We know that the federal government spends about $1 billion a year for domestic violence programs. If we extrapolate the three-quarters fraction calculated from West Virginia to the national level, we conclude that each year approximately $4 billion is spent for domestic violence programs.Because of the exclusion of VAWA-mandated costs related to housing and immigration, the $4 billion is a conservative estimate.
These calculations answer that question:
1. Each year more than one million American children experience the divorce4 of their parents.25
2. About one-fourth26 of divorces involve an allegation of intimate partner violence.5
3. In 60%–80% of cases,27,28 the allegation is deemed to be unnecessary or false.
4. Each year, about 175,000 children are involved in a divorce with a false allegation of domestic violence.6 (See Appendix, Calculation #5)
5. In all but two states, divorce judges are required to consider allegations or findings of intimate partner violence in the award of child custody. These children grow up in singleparent households with restricted or no contact with the other parent, usually the father.
6. The annual taxpayer costs for federal poverty programs arising from fatherlessness and family fragmentation are conservatively estimated at $100 billion29 to $112 billion.30
(See Appendix, Calculation #6) The $20 billion figure excludes other significant costs associated with false allegations, including: 1. The direct personal costs of divorce and lost productivity, estimated to be $14,364 per couple.31 2. The legal costs of defending oneself from a false allegation, a process that can be financially and emotionally devastating. 3. The non-monetary costs arising from loss of a normal parent-child bond and its psychological impact on children. 4. The additional taxpayer burden arising from VAWA-supported immigration fraud, estimated at $170 million a year.32
Our nation’s legal system was founded on a series of protections, enumerated in the Bill of Rights, that assure due process for any citizen accused of an offense.
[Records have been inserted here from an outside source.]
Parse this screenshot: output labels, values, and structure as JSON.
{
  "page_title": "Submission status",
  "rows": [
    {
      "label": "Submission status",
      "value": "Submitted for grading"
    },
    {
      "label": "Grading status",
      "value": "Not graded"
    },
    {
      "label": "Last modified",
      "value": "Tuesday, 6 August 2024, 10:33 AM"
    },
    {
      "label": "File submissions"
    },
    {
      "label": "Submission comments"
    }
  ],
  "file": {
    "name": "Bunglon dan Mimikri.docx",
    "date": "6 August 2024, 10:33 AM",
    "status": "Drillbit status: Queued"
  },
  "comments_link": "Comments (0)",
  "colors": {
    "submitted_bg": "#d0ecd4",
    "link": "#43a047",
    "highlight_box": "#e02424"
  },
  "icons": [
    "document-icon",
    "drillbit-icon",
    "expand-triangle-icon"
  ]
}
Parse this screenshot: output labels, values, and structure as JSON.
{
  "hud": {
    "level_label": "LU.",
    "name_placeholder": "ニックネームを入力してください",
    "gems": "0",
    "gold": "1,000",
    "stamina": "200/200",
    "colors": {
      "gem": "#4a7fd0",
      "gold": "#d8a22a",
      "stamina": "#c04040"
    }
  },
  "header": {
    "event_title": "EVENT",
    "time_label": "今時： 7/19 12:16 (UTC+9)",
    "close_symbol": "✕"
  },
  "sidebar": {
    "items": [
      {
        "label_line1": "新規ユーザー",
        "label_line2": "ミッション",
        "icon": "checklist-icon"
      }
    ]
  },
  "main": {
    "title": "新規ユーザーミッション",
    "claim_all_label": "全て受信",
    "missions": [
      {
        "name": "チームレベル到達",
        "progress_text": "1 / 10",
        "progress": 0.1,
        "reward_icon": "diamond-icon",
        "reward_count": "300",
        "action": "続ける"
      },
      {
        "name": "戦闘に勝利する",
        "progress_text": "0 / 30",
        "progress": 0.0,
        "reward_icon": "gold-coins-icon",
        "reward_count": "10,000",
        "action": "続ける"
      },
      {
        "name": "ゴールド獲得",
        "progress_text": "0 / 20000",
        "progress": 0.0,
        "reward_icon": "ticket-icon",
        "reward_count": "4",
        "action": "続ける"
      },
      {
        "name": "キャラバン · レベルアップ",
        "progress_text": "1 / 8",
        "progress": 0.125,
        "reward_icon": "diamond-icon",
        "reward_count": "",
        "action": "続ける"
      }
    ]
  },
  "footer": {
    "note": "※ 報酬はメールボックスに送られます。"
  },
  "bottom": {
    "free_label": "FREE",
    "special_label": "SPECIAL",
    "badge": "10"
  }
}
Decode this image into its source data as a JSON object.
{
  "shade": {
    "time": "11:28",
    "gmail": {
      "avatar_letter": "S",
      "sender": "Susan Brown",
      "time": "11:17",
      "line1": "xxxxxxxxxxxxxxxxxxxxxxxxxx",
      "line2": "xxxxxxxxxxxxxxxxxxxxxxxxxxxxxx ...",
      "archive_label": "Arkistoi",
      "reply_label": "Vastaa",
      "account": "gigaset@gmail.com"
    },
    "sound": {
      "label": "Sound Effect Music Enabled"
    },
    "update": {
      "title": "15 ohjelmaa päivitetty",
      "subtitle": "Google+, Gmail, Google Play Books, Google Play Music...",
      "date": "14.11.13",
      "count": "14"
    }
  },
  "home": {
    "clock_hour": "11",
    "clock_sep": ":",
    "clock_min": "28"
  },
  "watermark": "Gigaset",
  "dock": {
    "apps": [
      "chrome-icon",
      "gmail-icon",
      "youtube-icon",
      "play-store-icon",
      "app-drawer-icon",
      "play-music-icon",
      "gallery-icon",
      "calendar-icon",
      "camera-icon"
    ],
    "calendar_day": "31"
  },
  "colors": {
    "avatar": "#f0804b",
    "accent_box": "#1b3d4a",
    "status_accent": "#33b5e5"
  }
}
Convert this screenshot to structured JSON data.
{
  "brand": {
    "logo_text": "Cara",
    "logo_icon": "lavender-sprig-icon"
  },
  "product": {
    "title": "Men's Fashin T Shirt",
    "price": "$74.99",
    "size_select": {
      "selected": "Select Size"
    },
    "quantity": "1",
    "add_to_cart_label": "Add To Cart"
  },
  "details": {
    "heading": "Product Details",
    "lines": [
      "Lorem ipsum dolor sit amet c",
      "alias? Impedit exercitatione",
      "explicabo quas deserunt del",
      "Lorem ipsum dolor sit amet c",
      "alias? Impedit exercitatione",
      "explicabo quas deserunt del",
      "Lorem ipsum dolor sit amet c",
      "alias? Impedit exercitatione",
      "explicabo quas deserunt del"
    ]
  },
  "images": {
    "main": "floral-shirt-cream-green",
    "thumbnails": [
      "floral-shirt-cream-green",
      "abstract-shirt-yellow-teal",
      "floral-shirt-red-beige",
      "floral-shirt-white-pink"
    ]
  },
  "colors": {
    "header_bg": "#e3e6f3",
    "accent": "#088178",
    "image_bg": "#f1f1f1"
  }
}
But in the past 20 years, those protections have been whittled away in the name of “holding batterers accountable” and “assuring the safety of victims.” It is no surprise, then, that false allegations have become commonplace. This Special Report makes three key findings: 1. Each year our nation spends $4 billion for domestic violence programs. 2. Each year, about 175,000 children are involved in a divorce with a false allegation of domestic violence. 3. These claims, in turn, contribute to $20 billion in public costs and taxpayer burden associated with fragmented families. We have reached the point where false allegations represent a personal, family, financial, and legal crisis in our society. In the long term, false claims harm the true victims of violence:
Legal reforms must be instituted so that the real victims of violence can get the help they need, so persons are no longer falsely accused, so families are safeguarded, and so our children are protected.
How many lives are already been destroyed by false allegations and how many still are being destroyed?
…wie hoch werden die Kosten für die BRD- Anstalt sein. Wie viele Leben wurden durch falsche Beschuldigungen bereits zerstört und wie viele werden noch durch sie vernichtet?